When people deal with significant debt, research shows they’re much more likely to have health problems—including ulcers, digestive tract problems and anxiety—than people with lower debt levels. In fact, a US study found that credit card debt has more impact on our physical health than our income level. Are you able to identify when money woes may threaten your health?
How do you know?
“The standard question is: ‘Are you having trouble sleeping at night?’” says Brian Betz, a counselor at a nonprofit credit counseling agency. “When it becomes an issue with people’s day-to-day lives, when they can’t sleep or are worrying too much, when it’s affecting relationships— then it really starts to wear mentally.”
The stress effect
Stress causes the body to release adrenaline and cortisol. Chronically elevated levels of these hormones can take a physical and mental toll. Naturopathic doctor Cameron McIntyre says when stress is severe, it affects the digestive system, sleep and immune functioning in particular.
“The immune system is the first system that shuts down under stress,” McIntyre says. “Our ability to stave off infection becomes significantly compromised. And with stress comes a lot of issues with managing anxiety and depression. Stress has a massive impact on the nervous system.”
Talking about your concerns with an independent financial adviser, someone at your bank or a credit counselor can make a big difference when it comes to addressing money matters and regaining your health. Think of it as your financial checkup.
“I’ve always believed strongly in the importance of taking a comprehensive, holistic, integrative approach to your future from a financial perspective,” says Cary List, president and CEO of the Financial Planning Standards Council. “People who get a physical every year and deal with things early before they become problems have greater peace of mind. It’s a preventive approach.

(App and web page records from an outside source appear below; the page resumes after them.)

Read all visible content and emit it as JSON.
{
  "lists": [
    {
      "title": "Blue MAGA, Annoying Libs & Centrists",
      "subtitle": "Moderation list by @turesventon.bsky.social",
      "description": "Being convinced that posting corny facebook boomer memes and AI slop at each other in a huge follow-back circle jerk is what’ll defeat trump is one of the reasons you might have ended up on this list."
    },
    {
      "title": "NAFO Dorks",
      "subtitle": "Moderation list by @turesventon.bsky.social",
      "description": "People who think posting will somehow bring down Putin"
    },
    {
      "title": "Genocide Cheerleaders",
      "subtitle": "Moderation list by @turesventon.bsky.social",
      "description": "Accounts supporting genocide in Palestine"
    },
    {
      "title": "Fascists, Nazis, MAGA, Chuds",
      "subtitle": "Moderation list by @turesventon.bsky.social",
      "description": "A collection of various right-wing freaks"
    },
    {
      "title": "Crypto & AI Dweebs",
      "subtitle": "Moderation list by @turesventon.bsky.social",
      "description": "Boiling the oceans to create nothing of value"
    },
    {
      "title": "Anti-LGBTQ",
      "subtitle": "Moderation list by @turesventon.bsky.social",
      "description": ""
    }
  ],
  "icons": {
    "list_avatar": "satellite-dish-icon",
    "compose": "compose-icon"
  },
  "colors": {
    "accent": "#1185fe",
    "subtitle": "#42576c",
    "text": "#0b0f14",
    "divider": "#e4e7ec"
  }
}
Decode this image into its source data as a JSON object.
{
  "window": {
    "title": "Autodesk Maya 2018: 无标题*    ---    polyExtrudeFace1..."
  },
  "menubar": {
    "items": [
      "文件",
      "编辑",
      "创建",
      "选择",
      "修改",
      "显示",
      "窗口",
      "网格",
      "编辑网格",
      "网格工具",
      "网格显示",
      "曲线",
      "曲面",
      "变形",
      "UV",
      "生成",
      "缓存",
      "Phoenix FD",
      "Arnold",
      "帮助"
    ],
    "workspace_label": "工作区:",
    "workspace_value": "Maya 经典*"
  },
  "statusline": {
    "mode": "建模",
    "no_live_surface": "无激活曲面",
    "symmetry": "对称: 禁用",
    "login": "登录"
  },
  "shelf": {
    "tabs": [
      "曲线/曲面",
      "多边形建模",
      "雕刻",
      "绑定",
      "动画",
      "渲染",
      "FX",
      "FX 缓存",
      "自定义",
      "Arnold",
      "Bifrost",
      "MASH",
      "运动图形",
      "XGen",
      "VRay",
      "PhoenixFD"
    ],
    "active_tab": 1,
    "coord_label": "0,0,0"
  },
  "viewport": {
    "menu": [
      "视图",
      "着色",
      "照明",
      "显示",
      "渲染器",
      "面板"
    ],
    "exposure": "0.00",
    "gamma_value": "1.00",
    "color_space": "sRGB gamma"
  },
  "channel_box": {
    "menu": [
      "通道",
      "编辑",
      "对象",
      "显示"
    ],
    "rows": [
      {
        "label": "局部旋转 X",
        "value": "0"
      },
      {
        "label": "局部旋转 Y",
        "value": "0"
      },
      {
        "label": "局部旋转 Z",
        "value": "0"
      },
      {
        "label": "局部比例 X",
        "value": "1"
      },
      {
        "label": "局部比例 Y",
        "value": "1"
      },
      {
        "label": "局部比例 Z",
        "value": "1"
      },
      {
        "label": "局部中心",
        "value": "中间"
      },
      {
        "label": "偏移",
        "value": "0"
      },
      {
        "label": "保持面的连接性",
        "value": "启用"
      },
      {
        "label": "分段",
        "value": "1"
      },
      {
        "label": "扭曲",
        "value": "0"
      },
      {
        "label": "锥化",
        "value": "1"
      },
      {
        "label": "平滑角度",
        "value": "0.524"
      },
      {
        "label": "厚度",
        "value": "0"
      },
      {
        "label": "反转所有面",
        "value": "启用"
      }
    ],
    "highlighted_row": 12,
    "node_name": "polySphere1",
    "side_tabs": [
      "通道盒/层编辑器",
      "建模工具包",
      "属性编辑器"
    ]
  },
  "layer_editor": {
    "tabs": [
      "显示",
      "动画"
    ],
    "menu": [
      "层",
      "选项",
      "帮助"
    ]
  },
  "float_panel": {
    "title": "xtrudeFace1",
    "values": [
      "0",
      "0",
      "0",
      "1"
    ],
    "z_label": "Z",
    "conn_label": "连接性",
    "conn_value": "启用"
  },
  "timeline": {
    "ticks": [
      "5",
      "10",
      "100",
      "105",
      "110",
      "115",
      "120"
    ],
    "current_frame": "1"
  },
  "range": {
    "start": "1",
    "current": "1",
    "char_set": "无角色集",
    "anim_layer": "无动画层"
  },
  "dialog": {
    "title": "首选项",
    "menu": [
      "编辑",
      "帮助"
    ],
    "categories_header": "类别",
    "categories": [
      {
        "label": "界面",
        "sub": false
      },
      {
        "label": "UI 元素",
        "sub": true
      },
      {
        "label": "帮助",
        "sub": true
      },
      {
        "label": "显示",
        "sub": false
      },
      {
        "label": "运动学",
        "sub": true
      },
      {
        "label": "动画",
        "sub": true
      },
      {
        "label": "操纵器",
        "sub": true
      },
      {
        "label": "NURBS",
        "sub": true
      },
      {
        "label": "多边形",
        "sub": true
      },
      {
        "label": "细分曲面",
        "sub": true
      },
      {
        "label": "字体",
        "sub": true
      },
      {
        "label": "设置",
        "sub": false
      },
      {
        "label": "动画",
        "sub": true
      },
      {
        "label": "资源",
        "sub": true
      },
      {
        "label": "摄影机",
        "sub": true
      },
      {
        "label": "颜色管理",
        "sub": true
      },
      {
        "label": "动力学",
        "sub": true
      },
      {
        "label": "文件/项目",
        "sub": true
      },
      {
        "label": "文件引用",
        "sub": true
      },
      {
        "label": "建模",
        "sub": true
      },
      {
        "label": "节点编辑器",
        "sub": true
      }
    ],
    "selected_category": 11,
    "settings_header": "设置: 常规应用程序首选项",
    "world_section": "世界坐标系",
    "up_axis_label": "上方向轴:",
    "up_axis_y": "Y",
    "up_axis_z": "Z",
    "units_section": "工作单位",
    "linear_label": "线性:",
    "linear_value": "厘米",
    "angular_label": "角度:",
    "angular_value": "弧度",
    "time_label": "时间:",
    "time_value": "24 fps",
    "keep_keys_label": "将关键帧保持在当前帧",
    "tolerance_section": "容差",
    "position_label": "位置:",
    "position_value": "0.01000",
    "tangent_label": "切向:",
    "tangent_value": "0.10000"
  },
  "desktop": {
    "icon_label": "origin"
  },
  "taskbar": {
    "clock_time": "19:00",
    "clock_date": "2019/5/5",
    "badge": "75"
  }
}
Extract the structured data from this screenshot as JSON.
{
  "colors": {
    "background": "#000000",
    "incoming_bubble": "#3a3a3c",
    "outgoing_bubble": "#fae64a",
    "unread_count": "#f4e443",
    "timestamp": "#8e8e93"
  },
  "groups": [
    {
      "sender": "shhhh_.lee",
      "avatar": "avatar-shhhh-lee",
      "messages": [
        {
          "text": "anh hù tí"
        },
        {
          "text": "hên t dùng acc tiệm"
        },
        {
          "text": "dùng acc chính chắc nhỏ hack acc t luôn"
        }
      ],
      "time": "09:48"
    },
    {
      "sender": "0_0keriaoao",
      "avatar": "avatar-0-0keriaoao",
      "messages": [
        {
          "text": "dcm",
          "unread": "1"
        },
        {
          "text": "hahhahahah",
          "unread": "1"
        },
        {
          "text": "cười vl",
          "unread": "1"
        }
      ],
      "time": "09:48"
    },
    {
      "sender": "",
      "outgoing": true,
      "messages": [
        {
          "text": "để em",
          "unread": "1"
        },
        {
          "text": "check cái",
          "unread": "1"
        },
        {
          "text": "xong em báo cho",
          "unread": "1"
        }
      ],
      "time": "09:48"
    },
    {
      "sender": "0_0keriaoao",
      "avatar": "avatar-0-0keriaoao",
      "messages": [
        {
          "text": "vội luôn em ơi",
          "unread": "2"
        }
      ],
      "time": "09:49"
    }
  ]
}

“There are so many people out there who have nagging pain or problems and are really very worried, but out of fear don’t act. It’s actually worse because when you’re not getting professional advice or going for a checkup, you have that uncertainty hanging over your head. It’s the same with finances.”
Know where your money goes
Track your spending for a month or two. That way, you can see just how much you may be wasting on things like lattes.
Aim to cut back by 10 percent
If that seems impossible, reverse your thinking. Ask yourself, “What would happen if the economy were in a downturn and my income was cut by 10 percent?”
Pay off high-interest debt first
Write down all the debts you have and the interest rate each carries, including credit cards, lines of credit, retail loans, car loans and the like. Conquer high-interest debts first, like department store cards and other credit cards. Consider consolidating debt for a lower overall interest rate.